"Ronnie told me the story. He said it was his grandmother [who] used to… It was called the ‘evil eye,'" Dio's former drummer Tommy Aldrich said in an interview with NME. Dio himself downplayed the notion that he made the gesture up himself, while Simmons was so sure it was his creation that he attempted to trademark it.
"To try to make money off of something like this is disgusting. It belongs to everyone; it doesn’t belong to anyone… It’s a public domain; it shouldn’t be trademarked," Wendy Dio said of Simmons's efforts.
Although Dio exuded a dark onstage personality and an image that encapsulated the heavy metal aesthetic, the singer was remembered after his passing as one of the nicest people you could ever hope to meet.
As Anthrax guitarist Scott Ian told MTV:
Ronnie was the nicest man in metal. Every day on tour, he'd have a kind word, a smile and a clap on the back. I feel honored and privileged to even have shaken hands with Ronnie, let alone be able to say we were friends.
That sentiment was echoed by others following Dio's passing from cancer in 2010.
A massive collection of Dio's personal belongings were put up for auction at Julien's Auction in New York City in 2018. The auction featured 666 items, including an animatronic sphinx from Dio's 1984 The Last In Line tour, an animatronic dragon's head from the 1985 Sacred Heart tour, and "a personalized Black Sabbath hooded velour robe from the 1981 Mob Rules tour worn regularly backstage."
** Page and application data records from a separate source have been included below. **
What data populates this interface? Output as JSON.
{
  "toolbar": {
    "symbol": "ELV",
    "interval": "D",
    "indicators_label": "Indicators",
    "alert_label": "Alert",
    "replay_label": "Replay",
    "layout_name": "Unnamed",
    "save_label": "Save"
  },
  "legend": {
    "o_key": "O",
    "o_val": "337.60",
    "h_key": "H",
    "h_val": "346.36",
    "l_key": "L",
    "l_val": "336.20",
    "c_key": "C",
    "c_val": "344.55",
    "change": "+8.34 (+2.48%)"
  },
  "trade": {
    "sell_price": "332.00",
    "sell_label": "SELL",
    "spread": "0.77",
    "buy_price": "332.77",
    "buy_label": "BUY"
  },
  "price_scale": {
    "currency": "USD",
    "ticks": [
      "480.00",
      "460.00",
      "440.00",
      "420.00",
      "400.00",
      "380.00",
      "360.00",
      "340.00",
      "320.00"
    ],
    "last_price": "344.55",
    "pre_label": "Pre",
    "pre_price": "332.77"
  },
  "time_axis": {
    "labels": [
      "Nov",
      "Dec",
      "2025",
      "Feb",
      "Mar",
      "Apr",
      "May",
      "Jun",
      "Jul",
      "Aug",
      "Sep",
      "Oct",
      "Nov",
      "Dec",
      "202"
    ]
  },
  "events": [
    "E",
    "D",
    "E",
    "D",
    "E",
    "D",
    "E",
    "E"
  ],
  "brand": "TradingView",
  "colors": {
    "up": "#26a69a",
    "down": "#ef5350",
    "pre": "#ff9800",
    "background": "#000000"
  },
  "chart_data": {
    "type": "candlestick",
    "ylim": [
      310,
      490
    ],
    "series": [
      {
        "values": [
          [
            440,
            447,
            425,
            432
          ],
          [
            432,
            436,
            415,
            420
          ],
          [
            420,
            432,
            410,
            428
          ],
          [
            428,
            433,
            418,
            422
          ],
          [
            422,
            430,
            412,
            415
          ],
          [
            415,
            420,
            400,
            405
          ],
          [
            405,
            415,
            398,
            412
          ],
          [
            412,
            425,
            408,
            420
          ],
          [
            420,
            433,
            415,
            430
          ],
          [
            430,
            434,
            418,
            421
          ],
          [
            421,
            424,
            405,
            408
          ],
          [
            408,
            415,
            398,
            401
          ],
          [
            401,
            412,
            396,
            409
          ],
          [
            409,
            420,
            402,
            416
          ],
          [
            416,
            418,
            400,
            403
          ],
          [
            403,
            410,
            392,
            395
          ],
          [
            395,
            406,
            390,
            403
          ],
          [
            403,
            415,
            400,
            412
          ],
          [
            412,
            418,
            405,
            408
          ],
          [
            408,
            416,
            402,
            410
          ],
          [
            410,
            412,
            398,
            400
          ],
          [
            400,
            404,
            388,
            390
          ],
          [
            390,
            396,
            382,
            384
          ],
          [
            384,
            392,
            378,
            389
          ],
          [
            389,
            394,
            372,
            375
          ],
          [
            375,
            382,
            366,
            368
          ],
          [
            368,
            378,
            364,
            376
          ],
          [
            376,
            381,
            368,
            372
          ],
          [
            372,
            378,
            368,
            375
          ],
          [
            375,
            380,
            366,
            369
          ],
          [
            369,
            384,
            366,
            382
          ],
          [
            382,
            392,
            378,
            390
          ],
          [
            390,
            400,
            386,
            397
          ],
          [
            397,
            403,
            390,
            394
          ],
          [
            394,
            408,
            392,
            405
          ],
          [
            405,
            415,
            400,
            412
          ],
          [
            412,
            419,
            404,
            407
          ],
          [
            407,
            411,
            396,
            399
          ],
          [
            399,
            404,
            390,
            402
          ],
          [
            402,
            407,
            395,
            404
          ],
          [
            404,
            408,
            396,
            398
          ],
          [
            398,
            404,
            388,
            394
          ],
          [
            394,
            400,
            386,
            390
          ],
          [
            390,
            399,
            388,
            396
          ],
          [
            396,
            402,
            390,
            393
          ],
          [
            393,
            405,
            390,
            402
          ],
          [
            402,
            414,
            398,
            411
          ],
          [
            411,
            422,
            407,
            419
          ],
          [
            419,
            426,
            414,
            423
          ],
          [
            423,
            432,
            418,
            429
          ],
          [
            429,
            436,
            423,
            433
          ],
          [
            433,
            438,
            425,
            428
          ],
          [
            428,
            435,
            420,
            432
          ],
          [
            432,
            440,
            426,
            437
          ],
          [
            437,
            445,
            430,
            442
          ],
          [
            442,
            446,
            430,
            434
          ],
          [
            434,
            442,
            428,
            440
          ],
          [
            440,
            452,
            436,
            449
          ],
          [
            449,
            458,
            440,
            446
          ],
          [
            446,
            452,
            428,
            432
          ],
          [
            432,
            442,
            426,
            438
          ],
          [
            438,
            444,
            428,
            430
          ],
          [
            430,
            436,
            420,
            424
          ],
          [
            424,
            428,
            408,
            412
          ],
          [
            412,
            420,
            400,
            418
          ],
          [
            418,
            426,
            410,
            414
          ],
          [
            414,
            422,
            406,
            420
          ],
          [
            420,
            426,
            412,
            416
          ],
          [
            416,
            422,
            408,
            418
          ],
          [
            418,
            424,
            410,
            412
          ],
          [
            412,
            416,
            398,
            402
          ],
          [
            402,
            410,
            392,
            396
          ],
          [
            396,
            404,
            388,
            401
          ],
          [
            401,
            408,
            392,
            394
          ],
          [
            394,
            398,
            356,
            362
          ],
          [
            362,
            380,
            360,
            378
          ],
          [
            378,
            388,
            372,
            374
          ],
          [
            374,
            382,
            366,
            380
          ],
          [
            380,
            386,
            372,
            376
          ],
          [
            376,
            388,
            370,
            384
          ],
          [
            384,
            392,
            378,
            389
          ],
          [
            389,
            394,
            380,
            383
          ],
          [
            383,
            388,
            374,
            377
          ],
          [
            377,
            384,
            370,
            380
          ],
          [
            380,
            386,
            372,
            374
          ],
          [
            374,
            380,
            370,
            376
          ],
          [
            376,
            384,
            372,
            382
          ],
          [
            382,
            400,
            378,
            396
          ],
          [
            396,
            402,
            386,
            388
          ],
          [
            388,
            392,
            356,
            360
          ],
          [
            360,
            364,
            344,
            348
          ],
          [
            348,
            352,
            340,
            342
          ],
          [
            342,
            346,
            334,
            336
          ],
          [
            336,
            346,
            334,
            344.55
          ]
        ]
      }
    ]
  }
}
The most expensive item? The original Barry Jackson painting used for the cover of The Last In Line was expected to fetch $20,000 to $30,000.